▸ Exercise aim: Lift every line from the entries that includes the word "common".

[Data records for software interfaces]
━━━━━━━━━━━━━━━━
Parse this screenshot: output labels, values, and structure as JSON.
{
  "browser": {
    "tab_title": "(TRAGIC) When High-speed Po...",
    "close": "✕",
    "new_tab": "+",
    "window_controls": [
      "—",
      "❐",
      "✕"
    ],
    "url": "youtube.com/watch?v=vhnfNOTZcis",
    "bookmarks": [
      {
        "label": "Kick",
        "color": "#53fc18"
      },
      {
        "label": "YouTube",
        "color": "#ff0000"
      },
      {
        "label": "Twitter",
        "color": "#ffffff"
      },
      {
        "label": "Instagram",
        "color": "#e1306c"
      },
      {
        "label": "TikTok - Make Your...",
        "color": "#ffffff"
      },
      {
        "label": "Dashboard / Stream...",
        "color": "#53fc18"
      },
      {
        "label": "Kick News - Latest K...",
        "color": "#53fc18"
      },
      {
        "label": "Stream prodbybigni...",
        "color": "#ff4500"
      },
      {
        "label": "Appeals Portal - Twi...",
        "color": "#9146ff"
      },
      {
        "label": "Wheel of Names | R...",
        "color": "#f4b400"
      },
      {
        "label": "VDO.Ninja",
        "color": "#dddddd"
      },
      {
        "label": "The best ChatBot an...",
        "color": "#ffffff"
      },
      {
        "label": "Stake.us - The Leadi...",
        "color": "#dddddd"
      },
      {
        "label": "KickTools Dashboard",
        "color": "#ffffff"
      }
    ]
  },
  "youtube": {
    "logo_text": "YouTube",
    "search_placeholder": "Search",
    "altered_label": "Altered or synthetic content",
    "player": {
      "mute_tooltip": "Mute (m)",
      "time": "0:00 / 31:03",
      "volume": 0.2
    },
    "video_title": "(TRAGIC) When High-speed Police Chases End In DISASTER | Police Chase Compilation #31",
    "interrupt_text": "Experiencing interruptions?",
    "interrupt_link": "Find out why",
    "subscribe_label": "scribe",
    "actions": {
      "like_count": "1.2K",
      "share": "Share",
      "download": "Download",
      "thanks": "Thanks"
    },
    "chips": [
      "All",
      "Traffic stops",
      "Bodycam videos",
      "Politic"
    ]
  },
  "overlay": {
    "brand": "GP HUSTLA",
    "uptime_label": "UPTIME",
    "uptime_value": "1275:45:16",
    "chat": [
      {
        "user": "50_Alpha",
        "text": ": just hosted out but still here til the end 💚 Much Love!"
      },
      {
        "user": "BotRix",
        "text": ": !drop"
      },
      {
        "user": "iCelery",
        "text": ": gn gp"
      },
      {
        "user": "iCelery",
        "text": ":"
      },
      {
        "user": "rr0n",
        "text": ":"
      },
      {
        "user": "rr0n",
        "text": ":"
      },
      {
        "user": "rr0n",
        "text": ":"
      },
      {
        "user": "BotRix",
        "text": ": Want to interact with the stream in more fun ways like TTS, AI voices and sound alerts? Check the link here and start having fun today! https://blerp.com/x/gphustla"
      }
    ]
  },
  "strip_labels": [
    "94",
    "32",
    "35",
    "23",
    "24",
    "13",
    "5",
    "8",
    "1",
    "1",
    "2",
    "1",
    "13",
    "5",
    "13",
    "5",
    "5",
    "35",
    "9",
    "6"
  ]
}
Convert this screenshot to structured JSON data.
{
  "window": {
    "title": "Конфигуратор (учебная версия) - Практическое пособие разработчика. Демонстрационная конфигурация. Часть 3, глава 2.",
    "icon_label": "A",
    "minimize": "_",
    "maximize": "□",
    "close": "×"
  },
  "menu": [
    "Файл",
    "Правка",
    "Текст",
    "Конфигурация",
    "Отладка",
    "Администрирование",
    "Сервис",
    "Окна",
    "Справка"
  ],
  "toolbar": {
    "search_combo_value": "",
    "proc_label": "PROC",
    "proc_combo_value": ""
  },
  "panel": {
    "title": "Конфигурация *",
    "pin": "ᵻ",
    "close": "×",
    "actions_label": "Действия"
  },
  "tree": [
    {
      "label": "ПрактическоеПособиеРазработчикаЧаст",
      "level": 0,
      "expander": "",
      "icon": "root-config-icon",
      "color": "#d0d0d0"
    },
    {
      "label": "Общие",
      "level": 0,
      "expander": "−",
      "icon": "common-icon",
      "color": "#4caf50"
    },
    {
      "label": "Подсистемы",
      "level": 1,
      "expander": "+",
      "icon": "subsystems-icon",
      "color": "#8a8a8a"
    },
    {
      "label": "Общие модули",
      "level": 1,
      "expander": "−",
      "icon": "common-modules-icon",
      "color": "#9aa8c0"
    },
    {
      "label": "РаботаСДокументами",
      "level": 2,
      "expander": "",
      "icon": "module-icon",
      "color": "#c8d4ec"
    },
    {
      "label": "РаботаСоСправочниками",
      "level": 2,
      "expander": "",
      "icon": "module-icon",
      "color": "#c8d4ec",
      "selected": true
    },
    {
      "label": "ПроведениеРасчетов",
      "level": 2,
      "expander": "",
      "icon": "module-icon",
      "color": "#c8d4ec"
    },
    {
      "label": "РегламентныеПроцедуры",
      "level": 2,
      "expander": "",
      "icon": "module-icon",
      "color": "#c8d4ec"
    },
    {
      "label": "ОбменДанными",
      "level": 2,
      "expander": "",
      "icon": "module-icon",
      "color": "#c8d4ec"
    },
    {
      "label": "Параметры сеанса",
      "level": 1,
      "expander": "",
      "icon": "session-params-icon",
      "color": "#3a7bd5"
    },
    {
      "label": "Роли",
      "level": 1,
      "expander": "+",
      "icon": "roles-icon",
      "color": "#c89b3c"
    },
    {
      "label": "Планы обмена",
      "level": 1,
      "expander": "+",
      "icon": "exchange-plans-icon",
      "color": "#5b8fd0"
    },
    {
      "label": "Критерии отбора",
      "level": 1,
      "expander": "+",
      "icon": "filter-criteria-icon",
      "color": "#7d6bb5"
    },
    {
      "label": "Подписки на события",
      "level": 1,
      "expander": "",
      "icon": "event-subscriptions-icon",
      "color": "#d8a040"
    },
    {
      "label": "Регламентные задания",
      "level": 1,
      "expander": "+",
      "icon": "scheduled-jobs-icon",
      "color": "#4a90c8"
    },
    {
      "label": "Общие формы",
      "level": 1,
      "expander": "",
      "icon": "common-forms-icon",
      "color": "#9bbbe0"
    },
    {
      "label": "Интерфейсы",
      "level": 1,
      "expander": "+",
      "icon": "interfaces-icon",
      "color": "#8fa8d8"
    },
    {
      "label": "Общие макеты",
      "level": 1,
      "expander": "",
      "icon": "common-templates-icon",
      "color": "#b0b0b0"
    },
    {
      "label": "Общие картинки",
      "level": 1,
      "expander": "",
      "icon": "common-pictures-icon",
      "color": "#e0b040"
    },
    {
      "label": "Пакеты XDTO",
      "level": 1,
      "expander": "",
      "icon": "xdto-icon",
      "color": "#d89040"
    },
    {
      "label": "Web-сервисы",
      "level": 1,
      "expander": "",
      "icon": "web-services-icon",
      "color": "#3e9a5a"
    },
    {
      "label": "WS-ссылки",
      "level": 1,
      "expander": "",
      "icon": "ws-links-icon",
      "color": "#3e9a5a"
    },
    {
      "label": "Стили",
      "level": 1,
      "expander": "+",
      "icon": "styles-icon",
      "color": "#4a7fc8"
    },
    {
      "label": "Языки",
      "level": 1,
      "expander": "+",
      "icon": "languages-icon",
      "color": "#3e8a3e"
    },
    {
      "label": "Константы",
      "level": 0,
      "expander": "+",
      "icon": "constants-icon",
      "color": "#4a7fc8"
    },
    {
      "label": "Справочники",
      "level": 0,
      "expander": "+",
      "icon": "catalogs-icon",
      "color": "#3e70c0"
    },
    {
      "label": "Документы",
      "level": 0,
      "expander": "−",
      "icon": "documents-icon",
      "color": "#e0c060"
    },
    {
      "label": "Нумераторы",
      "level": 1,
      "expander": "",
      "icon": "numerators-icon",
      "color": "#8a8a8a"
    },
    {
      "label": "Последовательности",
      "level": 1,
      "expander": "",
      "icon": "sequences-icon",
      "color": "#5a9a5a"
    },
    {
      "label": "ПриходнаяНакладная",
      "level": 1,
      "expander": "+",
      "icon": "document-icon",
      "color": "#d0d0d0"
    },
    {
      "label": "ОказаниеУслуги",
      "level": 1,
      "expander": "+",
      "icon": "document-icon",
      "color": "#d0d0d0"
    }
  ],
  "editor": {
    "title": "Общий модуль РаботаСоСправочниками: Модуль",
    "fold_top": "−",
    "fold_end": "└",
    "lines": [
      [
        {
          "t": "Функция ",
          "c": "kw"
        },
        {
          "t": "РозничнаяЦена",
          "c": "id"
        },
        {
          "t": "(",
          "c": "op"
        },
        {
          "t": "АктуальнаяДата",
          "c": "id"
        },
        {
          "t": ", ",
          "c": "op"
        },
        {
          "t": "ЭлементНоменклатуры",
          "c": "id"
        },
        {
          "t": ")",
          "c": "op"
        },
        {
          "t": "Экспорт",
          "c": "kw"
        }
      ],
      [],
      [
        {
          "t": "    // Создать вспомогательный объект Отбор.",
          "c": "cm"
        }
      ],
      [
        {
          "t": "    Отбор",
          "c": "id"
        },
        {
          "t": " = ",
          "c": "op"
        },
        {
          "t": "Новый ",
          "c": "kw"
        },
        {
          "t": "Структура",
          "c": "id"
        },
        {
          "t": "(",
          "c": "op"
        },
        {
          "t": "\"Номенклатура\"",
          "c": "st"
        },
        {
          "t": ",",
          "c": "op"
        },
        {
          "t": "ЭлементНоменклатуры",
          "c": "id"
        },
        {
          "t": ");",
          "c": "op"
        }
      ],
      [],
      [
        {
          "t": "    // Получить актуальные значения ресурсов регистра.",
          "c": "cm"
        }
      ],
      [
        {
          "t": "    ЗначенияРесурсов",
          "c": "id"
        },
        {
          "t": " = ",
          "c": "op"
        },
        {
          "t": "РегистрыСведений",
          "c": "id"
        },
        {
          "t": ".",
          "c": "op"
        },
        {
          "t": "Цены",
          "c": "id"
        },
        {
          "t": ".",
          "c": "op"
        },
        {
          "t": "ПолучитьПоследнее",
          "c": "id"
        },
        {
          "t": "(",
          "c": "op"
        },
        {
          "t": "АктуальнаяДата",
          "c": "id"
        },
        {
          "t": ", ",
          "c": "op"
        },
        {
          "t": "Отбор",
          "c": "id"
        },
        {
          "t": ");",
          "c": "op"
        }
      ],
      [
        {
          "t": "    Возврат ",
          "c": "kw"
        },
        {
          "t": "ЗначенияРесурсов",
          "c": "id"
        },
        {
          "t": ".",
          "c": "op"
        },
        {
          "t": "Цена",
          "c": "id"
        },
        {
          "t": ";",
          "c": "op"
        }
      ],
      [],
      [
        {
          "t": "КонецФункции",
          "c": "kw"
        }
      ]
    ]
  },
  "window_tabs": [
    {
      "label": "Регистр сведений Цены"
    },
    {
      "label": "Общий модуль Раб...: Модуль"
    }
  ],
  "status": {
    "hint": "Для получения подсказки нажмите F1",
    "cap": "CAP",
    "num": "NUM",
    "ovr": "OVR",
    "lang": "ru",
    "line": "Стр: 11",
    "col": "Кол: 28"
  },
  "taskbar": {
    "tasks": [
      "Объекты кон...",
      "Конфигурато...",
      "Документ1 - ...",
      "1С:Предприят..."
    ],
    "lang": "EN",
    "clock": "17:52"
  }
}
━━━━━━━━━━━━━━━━
▸ Answer area:
      "icon": "common-icon",
      "icon": "common-modules-icon",
      "icon": "common-forms-icon",
      "icon": "common-templates-icon",
      "icon": "common-pictures-icon",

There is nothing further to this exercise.